Evan Thomas' Newsweek cover story "Obama Is Wrong" is a profile of Paul Krugman that spends a lot more time in telling us, People magazine-style, about what the Nobel Prize-winning economist and New York Times Op-Ed columnist is like, as a person, than it does delving into the details of his critique of White House economic policy.
It's almost as if, you know, nobody had ever heard of this Princeton economic geek before he "emerged as Obama's toughest liberal critic."
Felix Salmon does a great job dissecting the various ways that Thomas treats Krugman unfairly. I will add only my reaction to the beginning of one specific sentence:
Krugman is having his 15 minutes and enjoying it ...
His 15 minutes!? I will grant that Krugman's overall media profile has never been higher than it is right this second. But his current fame is hardly a Warholian outburst of notoriety that streaks across the sky like a comet and then is gone, leaving only the faintest of traces in our memory. Thomas writes that "reading Krugman makes you uneasy. You hope he's wrong, and you sense he's being a little harsh (especially about Geithner), but you have a creeping feeling that he knows something that others cannot, or will not, see." But Thomas never explains why the "establishment" can't shake that creeping feeling. And the answer to that is quite simple: His track record as the mainstream media's most unrelenting critic of George Bush was validated, to an extraordinary degree, by the utter shambles that the now departed, but hardly lamented, Republican administration bequeathed unto the nation and the world.
We take Krugman seriously as an Obama critic because he was right about George Bush, and therefore he may well be correct about Obama (or Geithner). This is not a "15 minutes" phenomenon. This is the culmination of a groundswell long in the making.
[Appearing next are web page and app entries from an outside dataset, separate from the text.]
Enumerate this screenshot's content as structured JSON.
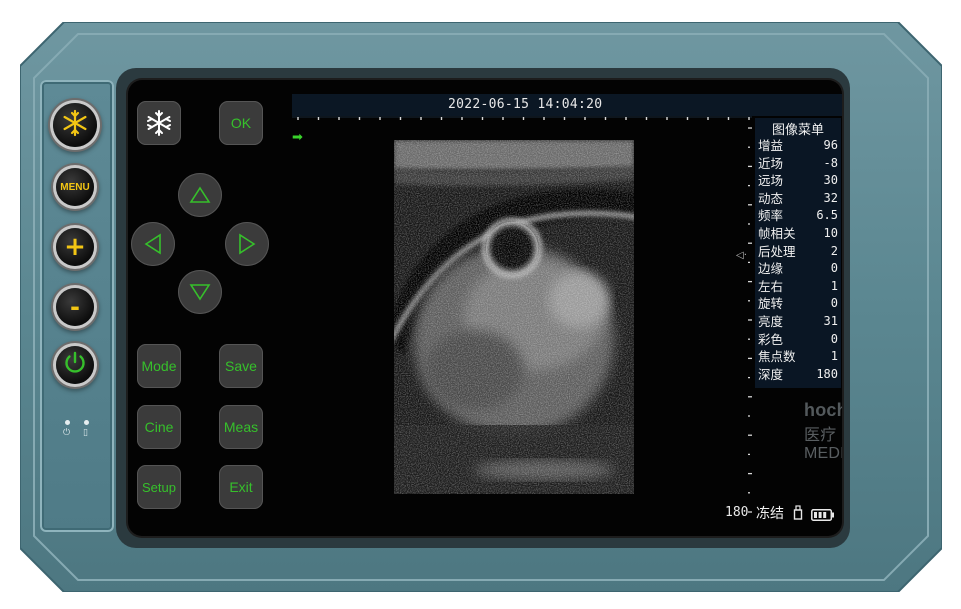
{
  "device": {
    "housing_color": "#5b8791",
    "accent_green": "#36c02b",
    "accent_yellow": "#f3c614"
  },
  "hardware_buttons": [
    {
      "id": "freeze",
      "icon": "snowflake-icon"
    },
    {
      "id": "menu",
      "label": "MENU"
    },
    {
      "id": "plus",
      "label": "+"
    },
    {
      "id": "minus",
      "label": "-"
    },
    {
      "id": "power",
      "icon": "power-icon"
    }
  ],
  "soft_keys": {
    "freeze_icon": "snowflake-icon",
    "ok": "OK",
    "dpad": [
      "up-arrow-icon",
      "left-arrow-icon",
      "right-arrow-icon",
      "down-arrow-icon"
    ],
    "mode": "Mode",
    "save": "Save",
    "cine": "Cine",
    "meas": "Meas",
    "setup": "Setup",
    "exit": "Exit"
  },
  "header": {
    "datetime": "2022-06-15   14:04:20"
  },
  "menu": {
    "title": "图像菜单",
    "items": [
      {
        "label": "增益",
        "value": "96"
      },
      {
        "label": "近场",
        "value": "-8"
      },
      {
        "label": "远场",
        "value": "30"
      },
      {
        "label": "动态",
        "value": "32"
      },
      {
        "label": "频率",
        "value": "6.5"
      },
      {
        "label": "帧相关",
        "value": "10"
      },
      {
        "label": "后处理",
        "value": "2"
      },
      {
        "label": "边缘",
        "value": "0"
      },
      {
        "label": "左右",
        "value": "1"
      },
      {
        "label": "旋转",
        "value": "0"
      },
      {
        "label": "亮度",
        "value": "31"
      },
      {
        "label": "彩色",
        "value": "0"
      },
      {
        "label": "焦点数",
        "value": "1"
      },
      {
        "label": "深度",
        "value": "180"
      }
    ]
  },
  "status": {
    "depth": "180",
    "freeze": "冻结"
  },
  "watermark": {
    "brand": "hochey",
    "text": "医疗 MEDICAL"
  }
}
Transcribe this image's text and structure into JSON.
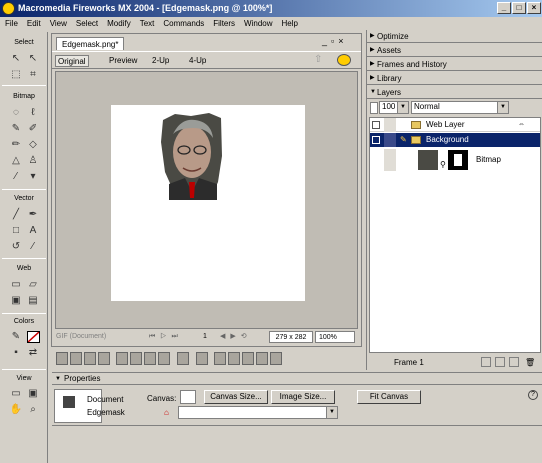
{
  "window": {
    "title": "Macromedia Fireworks MX 2004 - [Edgemask.png @ 100%*]"
  },
  "menu": [
    "File",
    "Edit",
    "View",
    "Select",
    "Modify",
    "Text",
    "Commands",
    "Filters",
    "Window",
    "Help"
  ],
  "tools": {
    "sections": [
      "Select",
      "Bitmap",
      "Vector",
      "Web",
      "Colors",
      "View"
    ]
  },
  "document": {
    "tab": "Edgemask.png*",
    "views": [
      "Original",
      "Preview",
      "2-Up",
      "4-Up"
    ],
    "status_left": "GIF (Document)",
    "page": "1",
    "size": "279 x 282",
    "zoom": "100%"
  },
  "panels": {
    "optimize": "Optimize",
    "assets": "Assets",
    "frames": "Frames and History",
    "library": "Library",
    "layers": "Layers",
    "opacity": "100",
    "blend": "Normal",
    "layer_rows": [
      {
        "name": "Web Layer"
      },
      {
        "name": "Background"
      },
      {
        "name": "Bitmap"
      }
    ],
    "frame_label": "Frame 1"
  },
  "properties": {
    "title": "Properties",
    "kind": "Document",
    "name": "Edgemask",
    "canvas_label": "Canvas:",
    "canvas_size_btn": "Canvas Size...",
    "image_size_btn": "Image Size...",
    "fit_canvas_btn": "Fit Canvas",
    "help": "?"
  },
  "colors": {
    "titlebar": "#0a246a",
    "selection": "#0a246a",
    "canvas": "#ffffff"
  }
}
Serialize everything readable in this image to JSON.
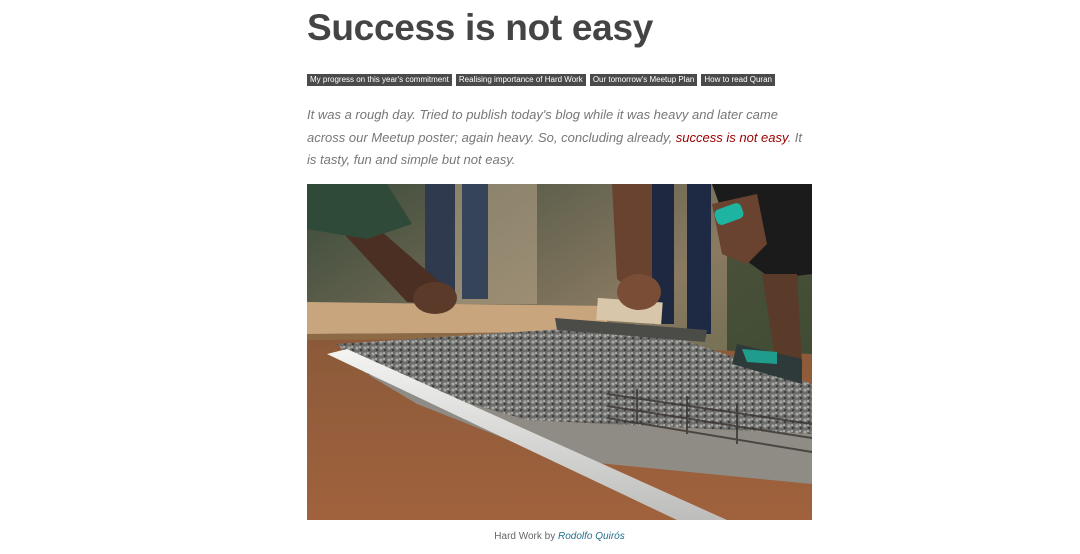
{
  "post": {
    "title": "Success is not easy",
    "tags": [
      "My progress on this year's commitment",
      "Realising importance of Hard Work",
      "Our tomorrow's Meetup Plan",
      "How to read Quran"
    ],
    "intro": {
      "before": "It was a rough day. Tried to publish today's blog while it was heavy and later came across our Meetup poster; again heavy. So, concluding already, ",
      "link": "success is not easy",
      "after": ". It is tasty, fun and simple but not easy."
    },
    "image": {
      "alt": "Hard Work",
      "caption_prefix": "Hard Work by ",
      "caption_author": "Rodolfo Quirós"
    }
  },
  "colors": {
    "text": "#444444",
    "intro_text": "#777777",
    "link": "#990000",
    "tag_background": "#4a4a4a",
    "caption_link": "#1f6f8b"
  }
}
CNBC's Rick Santelli gets his 15 minutes when he rants about "mortgage losers." Paul Krugman will be a force to be reckoned with for many, many years to come. There's a difference.